--- RECORDS SUPPLIED Enclosed Below ---

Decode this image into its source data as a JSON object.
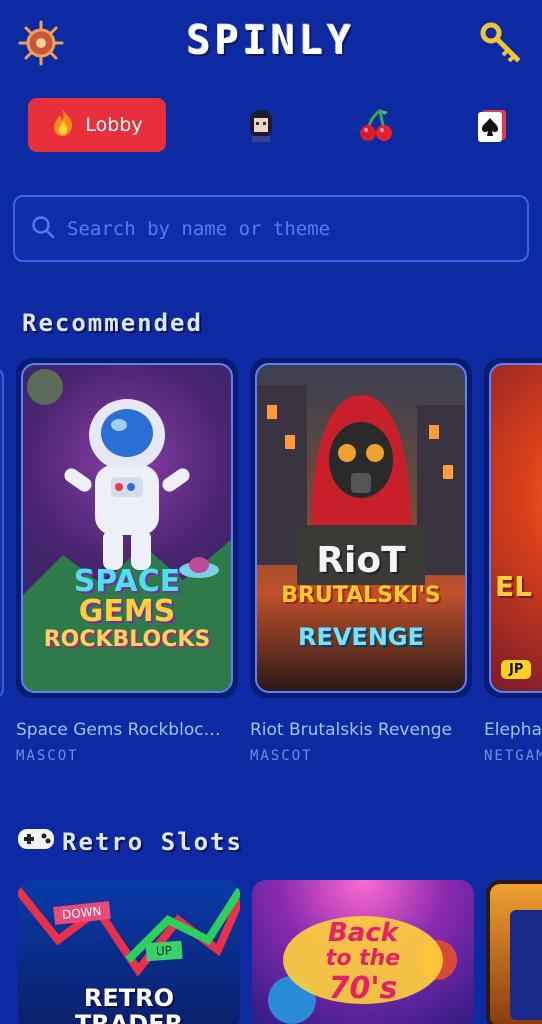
{
  "header": {
    "logo": "SPINLY",
    "menu_icon": "compass-wheel-icon",
    "key_icon": "key-icon"
  },
  "nav": {
    "lobby_label": "Lobby",
    "lobby_icon": "fire-icon",
    "items": [
      "character-icon",
      "cherry-icon",
      "playing-card-icon"
    ]
  },
  "search": {
    "placeholder": "Search by name or theme",
    "icon": "search-icon"
  },
  "sections": {
    "recommended_title": "Recommended",
    "retro_title": "Retro Slots"
  },
  "recommended": [
    {
      "title": "Space Gems Rockbloc…",
      "provider": "MASCOT",
      "art_line1": "SPACE",
      "art_line2": "GEMS",
      "art_line3": "ROCKBLOCKS"
    },
    {
      "title": "Riot Brutalskis Revenge",
      "provider": "MASCOT",
      "art_line1": "RioT",
      "art_line2": "BRUTALSKI'S",
      "art_line3": "REVENGE"
    },
    {
      "title": "Elepha",
      "provider": "NETGAM",
      "badge": "JP",
      "art_line1": "EL"
    }
  ],
  "retro": [
    {
      "art_line1": "DOWN",
      "art_line2": "UP",
      "art_line3": "RETRO",
      "art_line4": "TRADER"
    },
    {
      "art_line1": "Back",
      "art_line2": "to the",
      "art_line3": "70's"
    }
  ],
  "colors": {
    "background": "#0d2aa3",
    "accent_red": "#e8303c",
    "title_blue": "#9fc3ff",
    "jackpot_yellow": "#ffd21f"
  }
}
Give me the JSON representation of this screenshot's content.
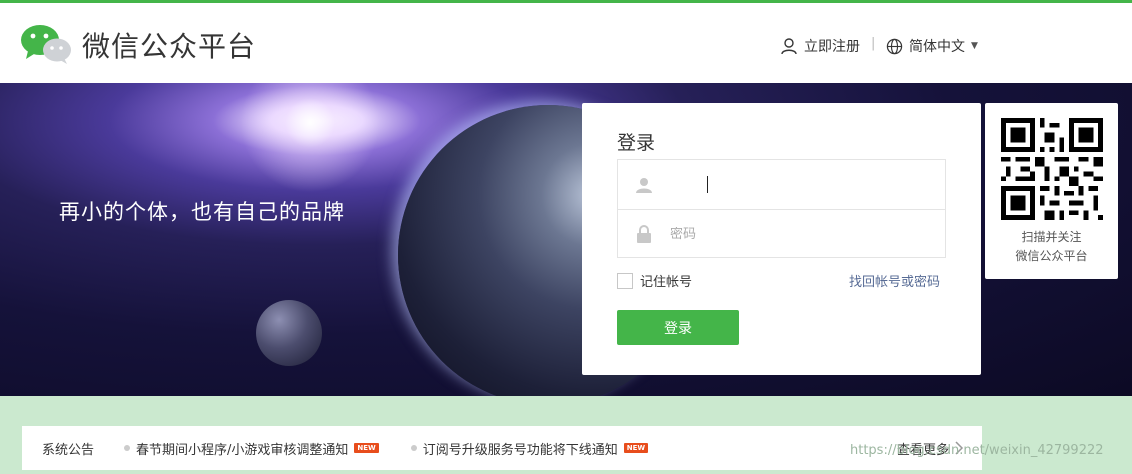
{
  "header": {
    "brand": "微信公众平台",
    "register_label": "立即注册",
    "separator": "|",
    "language_label": "简体中文"
  },
  "banner": {
    "slogan": "再小的个体，也有自己的品牌"
  },
  "login": {
    "title": "登录",
    "account_value": "",
    "password_placeholder": "密码",
    "remember_label": "记住帐号",
    "forgot_label": "找回帐号或密码",
    "submit_label": "登录"
  },
  "qr": {
    "caption_line1": "扫描并关注",
    "caption_line2": "微信公众平台"
  },
  "notices": {
    "label": "系统公告",
    "items": [
      {
        "text": "春节期间小程序/小游戏审核调整通知",
        "badge": "NEW"
      },
      {
        "text": "订阅号升级服务号功能将下线通知",
        "badge": "NEW"
      }
    ],
    "more_label": "查看更多",
    "watermark": "https://blog.csdn.net/weixin_42799222"
  },
  "colors": {
    "accent": "#44b549",
    "link": "#576b95",
    "notice_bg": "#cbe9cf"
  },
  "icons": [
    "wechat-logo",
    "user-icon",
    "globe-icon",
    "lock-icon",
    "chevron-right-icon"
  ]
}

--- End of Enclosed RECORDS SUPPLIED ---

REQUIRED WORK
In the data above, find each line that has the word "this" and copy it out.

WRITTEN RESPONSE
Decode this image into its source data as a JSON object.
Give me the JSON representation of this screenshot's content.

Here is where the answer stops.